The importance of hemolytic streptococci as the cause of fatal infections in infants and children is generally recognized. In bronchopneumonia, empyema, otitis media and in other serious conditions, these organisms are the predominant bacterial agents. In a previous study1 it was pointed out that these streptococci are commonly found in normal and diseased conditions of the upper respiratory tract. These organisms were recovered from swab cultures of the pharynx and tonsillar surfaces in 61 per cent, of children, aged from 6 to 15 years, with simple hyperplastic tonsils. From the crypts of the extirpated tonsils of the same persons they occurred in 97 per cent, in large numbers.
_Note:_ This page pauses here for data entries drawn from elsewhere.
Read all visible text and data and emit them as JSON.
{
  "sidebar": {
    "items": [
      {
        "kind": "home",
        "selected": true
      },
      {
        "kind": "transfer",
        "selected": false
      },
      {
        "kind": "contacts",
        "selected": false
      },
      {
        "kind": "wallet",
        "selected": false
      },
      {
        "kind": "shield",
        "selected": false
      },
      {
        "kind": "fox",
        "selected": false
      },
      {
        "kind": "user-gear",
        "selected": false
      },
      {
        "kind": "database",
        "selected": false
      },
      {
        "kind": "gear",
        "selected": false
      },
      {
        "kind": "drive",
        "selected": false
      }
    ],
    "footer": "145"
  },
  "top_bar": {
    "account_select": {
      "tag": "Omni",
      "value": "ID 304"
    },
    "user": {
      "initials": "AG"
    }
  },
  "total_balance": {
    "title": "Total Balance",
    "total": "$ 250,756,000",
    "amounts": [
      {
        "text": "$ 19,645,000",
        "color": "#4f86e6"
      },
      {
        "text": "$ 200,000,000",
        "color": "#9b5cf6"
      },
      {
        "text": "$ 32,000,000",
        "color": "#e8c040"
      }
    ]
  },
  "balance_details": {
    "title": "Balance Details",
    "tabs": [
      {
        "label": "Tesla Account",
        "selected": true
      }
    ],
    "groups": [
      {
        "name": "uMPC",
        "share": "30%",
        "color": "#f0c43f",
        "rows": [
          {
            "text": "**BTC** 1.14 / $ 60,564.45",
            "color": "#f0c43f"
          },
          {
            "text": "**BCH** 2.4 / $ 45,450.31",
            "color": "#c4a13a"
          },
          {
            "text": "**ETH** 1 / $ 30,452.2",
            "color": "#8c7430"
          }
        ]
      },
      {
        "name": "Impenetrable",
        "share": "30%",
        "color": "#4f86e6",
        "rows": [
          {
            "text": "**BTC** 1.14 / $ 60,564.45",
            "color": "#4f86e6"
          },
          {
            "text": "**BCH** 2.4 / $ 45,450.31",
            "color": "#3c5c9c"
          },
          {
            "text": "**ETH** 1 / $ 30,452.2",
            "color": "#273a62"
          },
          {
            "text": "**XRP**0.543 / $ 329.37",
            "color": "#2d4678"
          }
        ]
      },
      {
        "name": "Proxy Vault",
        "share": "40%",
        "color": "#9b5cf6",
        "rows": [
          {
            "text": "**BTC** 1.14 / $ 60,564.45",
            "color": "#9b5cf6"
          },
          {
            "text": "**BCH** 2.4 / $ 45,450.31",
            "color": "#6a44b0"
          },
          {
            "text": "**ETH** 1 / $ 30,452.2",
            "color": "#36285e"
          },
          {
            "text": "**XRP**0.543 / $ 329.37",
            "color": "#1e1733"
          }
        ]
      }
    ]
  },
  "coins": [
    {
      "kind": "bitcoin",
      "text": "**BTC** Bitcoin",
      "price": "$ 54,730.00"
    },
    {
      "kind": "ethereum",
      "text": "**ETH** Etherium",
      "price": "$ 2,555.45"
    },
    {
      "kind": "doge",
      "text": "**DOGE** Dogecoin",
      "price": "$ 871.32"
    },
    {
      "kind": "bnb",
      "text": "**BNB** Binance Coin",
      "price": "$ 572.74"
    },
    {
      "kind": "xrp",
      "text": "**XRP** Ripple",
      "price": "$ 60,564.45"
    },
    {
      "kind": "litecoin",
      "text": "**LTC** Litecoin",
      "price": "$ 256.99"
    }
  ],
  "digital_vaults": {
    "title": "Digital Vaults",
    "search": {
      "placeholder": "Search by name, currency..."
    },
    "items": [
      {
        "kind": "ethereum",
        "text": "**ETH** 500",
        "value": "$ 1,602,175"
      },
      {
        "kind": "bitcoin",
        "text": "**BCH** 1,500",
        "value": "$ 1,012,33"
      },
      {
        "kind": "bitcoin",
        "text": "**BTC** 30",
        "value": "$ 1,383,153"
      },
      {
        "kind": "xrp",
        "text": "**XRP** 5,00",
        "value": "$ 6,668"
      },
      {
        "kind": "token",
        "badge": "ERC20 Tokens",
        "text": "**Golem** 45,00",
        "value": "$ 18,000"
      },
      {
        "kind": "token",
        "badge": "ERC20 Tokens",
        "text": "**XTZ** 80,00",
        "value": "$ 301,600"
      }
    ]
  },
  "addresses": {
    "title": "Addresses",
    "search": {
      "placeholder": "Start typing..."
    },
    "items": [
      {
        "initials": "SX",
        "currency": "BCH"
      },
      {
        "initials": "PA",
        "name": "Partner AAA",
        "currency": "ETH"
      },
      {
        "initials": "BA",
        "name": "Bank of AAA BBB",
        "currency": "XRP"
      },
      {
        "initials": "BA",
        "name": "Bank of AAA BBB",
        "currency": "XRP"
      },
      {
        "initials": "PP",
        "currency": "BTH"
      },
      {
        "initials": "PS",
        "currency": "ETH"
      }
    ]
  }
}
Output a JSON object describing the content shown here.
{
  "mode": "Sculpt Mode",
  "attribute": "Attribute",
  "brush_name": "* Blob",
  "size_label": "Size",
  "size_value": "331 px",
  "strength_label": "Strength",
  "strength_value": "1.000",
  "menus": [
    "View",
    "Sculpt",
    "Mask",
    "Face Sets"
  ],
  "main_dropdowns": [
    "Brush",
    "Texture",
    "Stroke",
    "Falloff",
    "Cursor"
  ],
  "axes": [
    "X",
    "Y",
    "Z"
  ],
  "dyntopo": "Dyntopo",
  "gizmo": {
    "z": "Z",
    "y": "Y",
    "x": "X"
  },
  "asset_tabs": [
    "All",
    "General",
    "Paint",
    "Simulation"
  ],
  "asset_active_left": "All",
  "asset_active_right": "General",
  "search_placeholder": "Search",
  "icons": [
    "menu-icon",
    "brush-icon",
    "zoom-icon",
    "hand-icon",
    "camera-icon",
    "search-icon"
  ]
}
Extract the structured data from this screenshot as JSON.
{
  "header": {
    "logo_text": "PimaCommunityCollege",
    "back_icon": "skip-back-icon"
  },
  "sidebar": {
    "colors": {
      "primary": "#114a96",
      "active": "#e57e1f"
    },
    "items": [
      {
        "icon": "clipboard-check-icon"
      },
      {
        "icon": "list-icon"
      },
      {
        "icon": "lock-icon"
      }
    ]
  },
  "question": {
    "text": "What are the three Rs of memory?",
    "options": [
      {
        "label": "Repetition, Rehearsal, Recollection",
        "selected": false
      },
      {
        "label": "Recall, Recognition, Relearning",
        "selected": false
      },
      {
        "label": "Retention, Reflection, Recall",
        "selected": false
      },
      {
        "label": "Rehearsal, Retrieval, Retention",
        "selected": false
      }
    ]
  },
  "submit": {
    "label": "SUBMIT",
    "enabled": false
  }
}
In adults, the hemolytic streptococci occur four times as frequently in nontonsillectomized as in tonsillectomized throats (from 58 per cent, to 15.8 per cent.). These data illustrate that the faucial tonsils are important sources of hemolytic streptococci.
The nasopharynx and adenoid